I can tell you, it’s quite something to have a desk that doesn’t move unless you move it. A thing just mine. In a house that stays put no matter what your life erupts with. With a husbandloverfriend and a son who, in spite of your whole crappy ass fucked up life, are there at the beginning and end of every day, looking back at you. Just that. As if you are… present. Fully. Reflecting back to you a self who they understand sits at a desk more than pretty much anything else. Not only not minding that you, but kind of digging that you.

My son just came in. To this indigo blue writing room. Bone colored curtains. Blood desk. Woman in language.

I love you, I go. You’re awesome.

I love you too, he goes. You’re pretty.

Thanks, I go.

Pretty much we say this several times a day. For years. It’s ritual. Motherson made-up speak.
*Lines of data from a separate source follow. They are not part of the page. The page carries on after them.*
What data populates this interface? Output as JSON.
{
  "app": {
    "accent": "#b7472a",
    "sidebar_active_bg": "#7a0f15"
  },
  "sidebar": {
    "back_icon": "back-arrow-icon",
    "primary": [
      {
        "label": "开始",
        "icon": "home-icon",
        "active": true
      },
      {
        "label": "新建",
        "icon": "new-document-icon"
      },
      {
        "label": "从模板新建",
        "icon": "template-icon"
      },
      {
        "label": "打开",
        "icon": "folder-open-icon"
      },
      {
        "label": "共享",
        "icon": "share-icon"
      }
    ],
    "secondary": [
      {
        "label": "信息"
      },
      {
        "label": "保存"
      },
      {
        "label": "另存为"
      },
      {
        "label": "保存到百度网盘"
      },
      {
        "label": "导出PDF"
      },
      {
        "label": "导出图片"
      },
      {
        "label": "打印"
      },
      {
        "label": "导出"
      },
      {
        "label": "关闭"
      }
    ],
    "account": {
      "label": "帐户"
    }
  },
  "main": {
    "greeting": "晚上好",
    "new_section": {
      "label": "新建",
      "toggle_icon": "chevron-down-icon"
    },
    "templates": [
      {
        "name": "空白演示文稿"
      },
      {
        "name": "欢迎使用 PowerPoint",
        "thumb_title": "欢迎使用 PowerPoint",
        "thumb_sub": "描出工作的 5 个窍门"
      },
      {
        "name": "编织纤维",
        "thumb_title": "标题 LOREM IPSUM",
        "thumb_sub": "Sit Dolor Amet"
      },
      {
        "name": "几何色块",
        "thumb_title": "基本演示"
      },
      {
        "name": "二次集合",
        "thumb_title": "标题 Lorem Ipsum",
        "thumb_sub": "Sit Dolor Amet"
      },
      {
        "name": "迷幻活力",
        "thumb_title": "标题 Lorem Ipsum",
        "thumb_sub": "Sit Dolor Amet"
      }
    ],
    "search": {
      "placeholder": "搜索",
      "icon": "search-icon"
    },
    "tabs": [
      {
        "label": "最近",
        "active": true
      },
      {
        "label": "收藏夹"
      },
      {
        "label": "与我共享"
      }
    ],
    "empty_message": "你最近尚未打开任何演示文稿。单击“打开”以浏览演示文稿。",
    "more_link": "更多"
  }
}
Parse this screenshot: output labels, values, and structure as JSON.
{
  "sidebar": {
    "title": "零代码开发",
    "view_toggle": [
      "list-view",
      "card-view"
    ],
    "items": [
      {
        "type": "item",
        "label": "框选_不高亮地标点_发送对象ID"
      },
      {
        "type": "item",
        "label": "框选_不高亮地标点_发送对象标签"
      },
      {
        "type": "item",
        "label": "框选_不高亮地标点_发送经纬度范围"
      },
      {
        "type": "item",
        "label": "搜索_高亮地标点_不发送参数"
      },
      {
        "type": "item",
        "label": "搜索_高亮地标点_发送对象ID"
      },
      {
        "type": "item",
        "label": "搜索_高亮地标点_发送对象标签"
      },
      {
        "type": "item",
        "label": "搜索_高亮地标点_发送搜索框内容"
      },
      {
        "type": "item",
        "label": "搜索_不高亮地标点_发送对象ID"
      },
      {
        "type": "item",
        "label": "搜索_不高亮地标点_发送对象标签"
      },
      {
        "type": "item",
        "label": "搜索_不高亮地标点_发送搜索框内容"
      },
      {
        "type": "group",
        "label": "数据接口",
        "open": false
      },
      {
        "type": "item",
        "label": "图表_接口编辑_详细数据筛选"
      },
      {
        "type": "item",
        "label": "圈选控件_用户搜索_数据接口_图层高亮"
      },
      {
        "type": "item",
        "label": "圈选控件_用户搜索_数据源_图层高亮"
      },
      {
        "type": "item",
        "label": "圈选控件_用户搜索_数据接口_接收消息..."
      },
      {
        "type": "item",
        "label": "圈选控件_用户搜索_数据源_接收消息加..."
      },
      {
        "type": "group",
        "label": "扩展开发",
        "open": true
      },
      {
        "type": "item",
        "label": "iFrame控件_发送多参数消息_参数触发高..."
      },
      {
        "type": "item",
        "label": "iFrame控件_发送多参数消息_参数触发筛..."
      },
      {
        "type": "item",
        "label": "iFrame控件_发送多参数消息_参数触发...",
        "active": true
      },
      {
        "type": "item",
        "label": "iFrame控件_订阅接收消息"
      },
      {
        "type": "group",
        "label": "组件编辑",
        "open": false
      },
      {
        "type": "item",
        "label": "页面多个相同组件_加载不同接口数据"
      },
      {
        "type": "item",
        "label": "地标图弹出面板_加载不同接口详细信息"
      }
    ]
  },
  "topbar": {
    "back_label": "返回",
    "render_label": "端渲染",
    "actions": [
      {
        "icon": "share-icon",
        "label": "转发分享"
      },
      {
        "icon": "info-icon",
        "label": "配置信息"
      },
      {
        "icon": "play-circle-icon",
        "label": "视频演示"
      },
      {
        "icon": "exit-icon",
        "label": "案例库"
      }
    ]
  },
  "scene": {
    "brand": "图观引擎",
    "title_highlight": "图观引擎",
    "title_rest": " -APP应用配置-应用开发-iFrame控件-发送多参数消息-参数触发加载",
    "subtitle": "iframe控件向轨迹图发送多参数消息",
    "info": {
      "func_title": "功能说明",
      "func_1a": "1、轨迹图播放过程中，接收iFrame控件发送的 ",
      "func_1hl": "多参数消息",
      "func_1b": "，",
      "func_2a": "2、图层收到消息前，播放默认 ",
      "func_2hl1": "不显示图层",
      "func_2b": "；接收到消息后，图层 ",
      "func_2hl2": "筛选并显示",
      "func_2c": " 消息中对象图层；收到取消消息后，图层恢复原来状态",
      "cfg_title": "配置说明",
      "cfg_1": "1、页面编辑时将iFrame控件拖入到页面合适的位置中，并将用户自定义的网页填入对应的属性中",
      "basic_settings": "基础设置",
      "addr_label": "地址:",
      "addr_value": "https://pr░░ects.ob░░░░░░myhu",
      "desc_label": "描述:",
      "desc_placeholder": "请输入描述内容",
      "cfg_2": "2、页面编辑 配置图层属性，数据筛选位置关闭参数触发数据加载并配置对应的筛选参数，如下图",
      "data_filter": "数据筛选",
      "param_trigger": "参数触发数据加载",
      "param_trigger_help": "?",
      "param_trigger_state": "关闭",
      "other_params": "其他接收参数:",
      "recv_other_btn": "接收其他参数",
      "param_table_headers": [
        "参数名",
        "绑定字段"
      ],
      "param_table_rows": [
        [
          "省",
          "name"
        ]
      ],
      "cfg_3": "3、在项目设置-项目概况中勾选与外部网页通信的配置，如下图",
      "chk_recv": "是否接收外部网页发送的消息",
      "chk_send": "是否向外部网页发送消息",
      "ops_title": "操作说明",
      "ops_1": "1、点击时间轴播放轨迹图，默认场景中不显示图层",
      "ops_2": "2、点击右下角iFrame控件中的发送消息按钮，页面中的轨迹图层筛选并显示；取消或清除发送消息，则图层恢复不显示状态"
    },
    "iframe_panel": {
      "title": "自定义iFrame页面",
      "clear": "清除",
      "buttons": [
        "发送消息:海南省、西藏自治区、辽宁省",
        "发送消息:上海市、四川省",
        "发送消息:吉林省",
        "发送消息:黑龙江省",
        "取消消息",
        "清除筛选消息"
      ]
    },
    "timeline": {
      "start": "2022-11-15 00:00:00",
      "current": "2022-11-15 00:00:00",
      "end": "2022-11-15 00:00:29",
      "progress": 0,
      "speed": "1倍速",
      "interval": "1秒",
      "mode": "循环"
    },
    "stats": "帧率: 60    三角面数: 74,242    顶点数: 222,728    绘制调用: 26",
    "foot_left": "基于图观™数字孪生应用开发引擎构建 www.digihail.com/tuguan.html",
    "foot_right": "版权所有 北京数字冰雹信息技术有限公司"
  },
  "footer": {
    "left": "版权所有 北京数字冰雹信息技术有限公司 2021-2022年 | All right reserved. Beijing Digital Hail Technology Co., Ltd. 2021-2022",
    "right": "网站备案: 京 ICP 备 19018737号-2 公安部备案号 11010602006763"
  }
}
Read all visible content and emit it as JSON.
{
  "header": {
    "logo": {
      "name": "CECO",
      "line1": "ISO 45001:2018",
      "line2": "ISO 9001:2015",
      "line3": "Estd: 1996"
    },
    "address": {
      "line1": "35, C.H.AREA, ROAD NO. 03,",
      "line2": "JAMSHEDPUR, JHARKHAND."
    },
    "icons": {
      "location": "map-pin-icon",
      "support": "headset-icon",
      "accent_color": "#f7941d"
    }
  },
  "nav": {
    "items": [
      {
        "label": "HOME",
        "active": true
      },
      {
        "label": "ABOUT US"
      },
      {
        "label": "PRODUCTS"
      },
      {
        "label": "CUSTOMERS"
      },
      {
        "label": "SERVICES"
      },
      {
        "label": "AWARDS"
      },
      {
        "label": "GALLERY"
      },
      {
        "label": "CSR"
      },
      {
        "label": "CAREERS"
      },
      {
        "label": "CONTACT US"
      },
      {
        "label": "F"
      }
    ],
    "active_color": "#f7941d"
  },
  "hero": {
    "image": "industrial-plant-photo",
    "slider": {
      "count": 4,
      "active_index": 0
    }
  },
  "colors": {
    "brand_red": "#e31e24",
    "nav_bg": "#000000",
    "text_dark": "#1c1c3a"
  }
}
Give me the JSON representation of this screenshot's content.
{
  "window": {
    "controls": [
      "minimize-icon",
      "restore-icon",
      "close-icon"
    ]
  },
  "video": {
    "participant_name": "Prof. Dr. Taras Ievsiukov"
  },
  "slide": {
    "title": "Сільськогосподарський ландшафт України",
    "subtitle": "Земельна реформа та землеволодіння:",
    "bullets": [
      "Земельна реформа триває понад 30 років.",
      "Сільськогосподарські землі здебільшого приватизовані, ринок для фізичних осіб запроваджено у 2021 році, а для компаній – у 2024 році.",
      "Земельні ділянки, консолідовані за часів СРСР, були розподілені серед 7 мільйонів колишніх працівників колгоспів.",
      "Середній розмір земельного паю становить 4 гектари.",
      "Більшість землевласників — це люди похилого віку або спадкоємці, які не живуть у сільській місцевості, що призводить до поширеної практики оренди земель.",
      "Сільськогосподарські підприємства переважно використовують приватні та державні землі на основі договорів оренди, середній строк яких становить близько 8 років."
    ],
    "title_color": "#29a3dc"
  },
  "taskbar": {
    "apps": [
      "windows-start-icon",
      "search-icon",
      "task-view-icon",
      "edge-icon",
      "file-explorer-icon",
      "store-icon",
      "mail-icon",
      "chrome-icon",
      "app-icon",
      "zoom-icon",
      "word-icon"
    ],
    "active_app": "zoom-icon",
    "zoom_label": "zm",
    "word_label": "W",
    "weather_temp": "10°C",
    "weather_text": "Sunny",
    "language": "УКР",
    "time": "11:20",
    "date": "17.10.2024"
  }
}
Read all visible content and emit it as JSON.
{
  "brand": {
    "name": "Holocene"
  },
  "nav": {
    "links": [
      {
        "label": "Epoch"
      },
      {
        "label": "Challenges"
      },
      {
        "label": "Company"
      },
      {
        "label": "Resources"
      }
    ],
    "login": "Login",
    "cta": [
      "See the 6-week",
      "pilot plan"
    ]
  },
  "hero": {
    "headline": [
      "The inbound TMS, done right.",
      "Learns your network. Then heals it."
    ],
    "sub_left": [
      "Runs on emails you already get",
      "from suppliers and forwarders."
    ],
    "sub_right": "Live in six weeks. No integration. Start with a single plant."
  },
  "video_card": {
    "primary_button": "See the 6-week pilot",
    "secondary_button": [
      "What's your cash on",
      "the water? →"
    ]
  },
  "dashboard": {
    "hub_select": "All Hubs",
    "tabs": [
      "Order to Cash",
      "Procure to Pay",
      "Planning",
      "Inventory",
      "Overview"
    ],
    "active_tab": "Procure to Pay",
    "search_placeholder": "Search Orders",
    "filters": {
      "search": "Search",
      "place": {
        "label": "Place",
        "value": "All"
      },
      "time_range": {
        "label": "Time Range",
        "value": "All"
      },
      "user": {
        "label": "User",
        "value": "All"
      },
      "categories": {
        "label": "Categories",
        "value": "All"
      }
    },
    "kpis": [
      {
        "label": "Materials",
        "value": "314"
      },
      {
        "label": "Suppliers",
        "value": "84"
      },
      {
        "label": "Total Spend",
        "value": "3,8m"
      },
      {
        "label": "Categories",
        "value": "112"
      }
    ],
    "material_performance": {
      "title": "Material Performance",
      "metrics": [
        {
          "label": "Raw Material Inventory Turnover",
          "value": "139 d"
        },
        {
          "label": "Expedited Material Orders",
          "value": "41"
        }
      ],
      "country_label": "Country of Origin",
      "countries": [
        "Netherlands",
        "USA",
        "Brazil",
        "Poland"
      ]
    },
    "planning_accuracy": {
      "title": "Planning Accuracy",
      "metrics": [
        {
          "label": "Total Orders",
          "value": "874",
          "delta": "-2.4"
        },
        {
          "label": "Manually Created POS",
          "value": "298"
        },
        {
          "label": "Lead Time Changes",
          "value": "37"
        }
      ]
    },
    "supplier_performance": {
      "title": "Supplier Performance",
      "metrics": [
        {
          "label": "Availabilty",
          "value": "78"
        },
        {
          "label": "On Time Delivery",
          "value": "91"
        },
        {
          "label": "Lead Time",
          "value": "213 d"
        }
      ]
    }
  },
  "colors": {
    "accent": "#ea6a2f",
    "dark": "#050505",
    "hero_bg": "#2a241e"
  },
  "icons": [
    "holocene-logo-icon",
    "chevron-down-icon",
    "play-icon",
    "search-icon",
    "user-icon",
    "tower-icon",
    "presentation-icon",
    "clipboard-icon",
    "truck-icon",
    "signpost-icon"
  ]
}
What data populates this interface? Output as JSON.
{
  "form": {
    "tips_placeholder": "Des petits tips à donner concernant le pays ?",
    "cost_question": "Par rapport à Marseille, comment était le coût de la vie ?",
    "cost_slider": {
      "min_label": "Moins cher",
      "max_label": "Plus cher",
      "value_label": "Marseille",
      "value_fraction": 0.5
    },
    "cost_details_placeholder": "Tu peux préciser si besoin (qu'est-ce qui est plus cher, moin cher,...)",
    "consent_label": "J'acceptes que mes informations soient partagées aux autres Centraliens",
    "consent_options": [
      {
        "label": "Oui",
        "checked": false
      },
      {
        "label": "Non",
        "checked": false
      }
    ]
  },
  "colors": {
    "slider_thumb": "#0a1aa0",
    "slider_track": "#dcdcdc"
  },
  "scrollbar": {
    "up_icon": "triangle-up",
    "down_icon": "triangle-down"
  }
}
I’m pretty sure people call this thingee a “family.” I wouldn’t know. It’s not where I came from. It smells good though. Like skin stories.

And then he puts his hands on top of my hands on top of the lame ass little keyboard in front of the Cyclops Mac. He puts his cheek against my cheek. I can smell kid. And Andy husbandishness. DNA and space dust and love junk. My son Miles’s face is illuminated by computer glow. The faint hum of electricity wavers in the air. All the miles of my life are in the skin of his cheek. We hold very still. As if my life were able to do that. We just sit there like that for a long second. Nothing happens. Neither of us say anything.

The crouch of dreams in our fingers.

What is a boy that life is this sentence.

Lidia Yuknavitch is the nationally bestselling author of the novels The Book of Joan, The Small Backs of Children, and Dora: A Headcase, and the memoir The Chronology of Water. She lives in Portland, OR. More from this author →